Until now, brands had some assurance that their Twitter activity could be seen by every Twitter follower. That was one of the differentiating factors between Twitter and Facebook; Twitter didn’t purposely show updates to only some of your followers the way Facebook does. And Twitter’s still not doing it algorithmically the way Facebook’s News Feed does — Twitter is putting it in the user’s control. But the point is that Twitter visibility isn’t a sure thing anymore. Some followers may not see your activity, and you have no way of knowing.
As this function rolls out over the next few weeks, marketers will be able to see the full impact.
The professional network has been somewhat low-key of late. In April, the company did away with its Services tab on company pages and introduced Showcase Pages. In summary, Showcase Pages allow companies to segment the various divisions of their expertise. The idea is to deliver specific messages to distinct target audiences.
From what we’ve seen, these pages work well for large companies with multiple divisions. For instance, Microsoft can segment its Office products:

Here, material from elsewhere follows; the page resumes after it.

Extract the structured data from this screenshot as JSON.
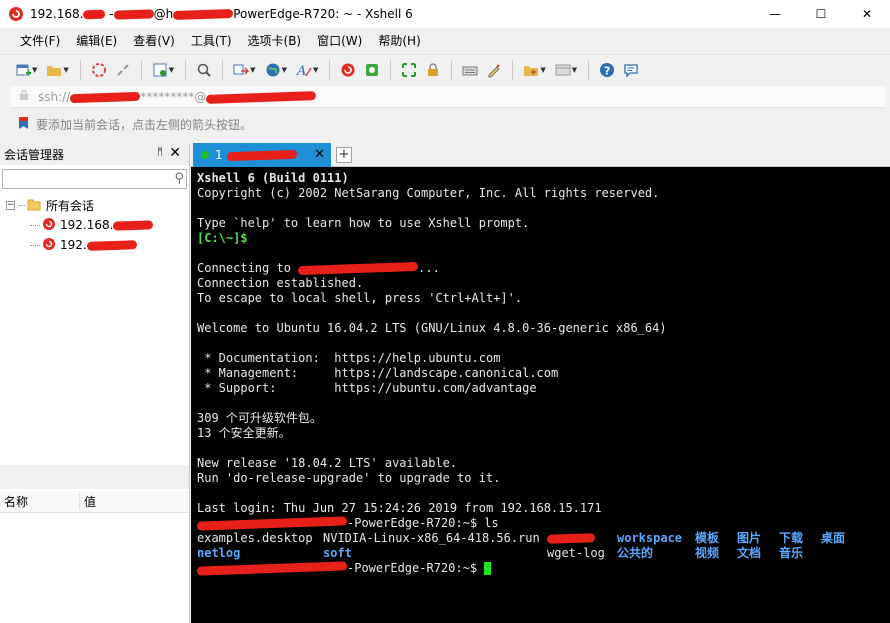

However, it’s harder for small-to-medium sized businesses to do this. Some marketers don’t feel that Showcase Pages are very useful, but since it’s still early, the verdict is still out on their value.
LinkedIn did also recently unveil a Content Marketing Score that measures unique and engaged members. In other words, the tool helps businesses determine what content works and doesn’t work. The functionality also allows users to publish content in various ways across the platform including through LinkedIn Groups, company updates, employee posts, writers’ posts, etc.
Again, this is very new, so time will tell what this really means for businesses.
Pinterest has had some excitement recently as the company announced a paid test of Promoted Pins. If you remember, last fall, the company said it would begin experimenting with ads with a select group of brands. In this week’s announcement, Pinterest is expanding this initiative. Some of the participating brands include: ABC Family, Banana Republic, Expedia, GAP, General Mills, Kraft, lululemon athletica, Nestle (select brands), Old Navy, among others.
This move is significant for two important reasons. First of all, it’s important that Pinterest is finding a way to monetize itself, and secondly, it’s creating more business opportunities for marketers.
The world’s favorite pinboard also recently launched Guided Search and Custom Categories. Through Guided Search, Pinterest is aiming to help pinners search better and discover pins. For instance, if a user begins searching, Pinterest will start pulling categories and keywords, much like Google search works.
In terms of its categories, the new Custom Categories allows users to go beyond the somewhat arbitrary 32 initial categories. Pinterest also made improvements to its Related Pins feature as part of this announcement.
With more than 70 million users, 30 billion pins and 750 million boards, Pinterest is evolving. To accommodate this rapid growth, we need to expect more changes to come.
And to avoid overwhelming you like we talked about at the beginning, we’ll stop here since this is more than enough to digest. J